# Work to be completed:
Write out the data exactly as given, dropping every picture.

Items listed in a dataset
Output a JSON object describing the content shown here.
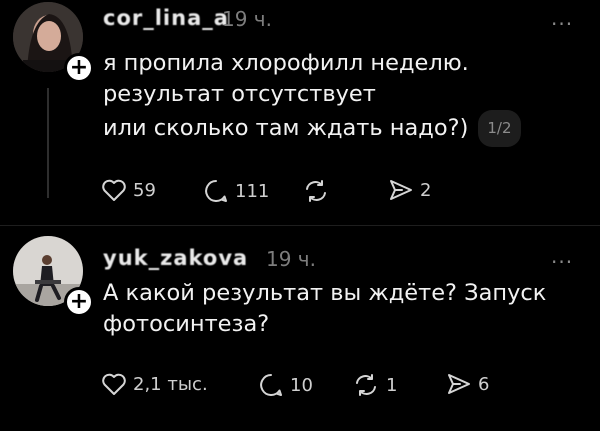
{
  "posts": [
    {
      "username": "сor_lina_a",
      "time": "19 ч.",
      "more": "...",
      "lines": [
        "я пропила хлорофилл неделю.",
        "результат отсутствует",
        "или сколько там ждать надо?)"
      ],
      "page_badge": "1/2",
      "likes": "59",
      "comments": "111",
      "reposts": "",
      "shares": "2"
    },
    {
      "username": "yuk_zakova",
      "time": "19 ч.",
      "more": "...",
      "lines": [
        "А какой результат вы ждёте? Запуск",
        "фотосинтеза?"
      ],
      "likes": "2,1 тыс.",
      "comments": "10",
      "reposts": "1",
      "shares": "6"
    }
  ],
  "icons": [
    "heart-icon",
    "comment-icon",
    "repost-icon",
    "share-icon",
    "plus-icon",
    "more-icon"
  ]
}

# Answer for this exercise:
Output a JSON object describing the content shown here.
{
  "posts": [
    {
      "username": "сor_lina_a",
      "time": "19 ч.",
      "more": "...",
      "lines": [
        "я пропила хлорофилл неделю.",
        "результат отсутствует",
        "или сколько там ждать надо?)"
      ],
      "page_badge": "1/2",
      "likes": "59",
      "comments": "111",
      "reposts": "",
      "shares": "2"
    },
    {
      "username": "yuk_zakova",
      "time": "19 ч.",
      "more": "...",
      "lines": [
        "А какой результат вы ждёте? Запуск",
        "фотосинтеза?"
      ],
      "likes": "2,1 тыс.",
      "comments": "10",
      "reposts": "1",
      "shares": "6"
    }
  ],
  "icons": [
    "heart-icon",
    "comment-icon",
    "repost-icon",
    "share-icon",
    "plus-icon",
    "more-icon"
  ]
}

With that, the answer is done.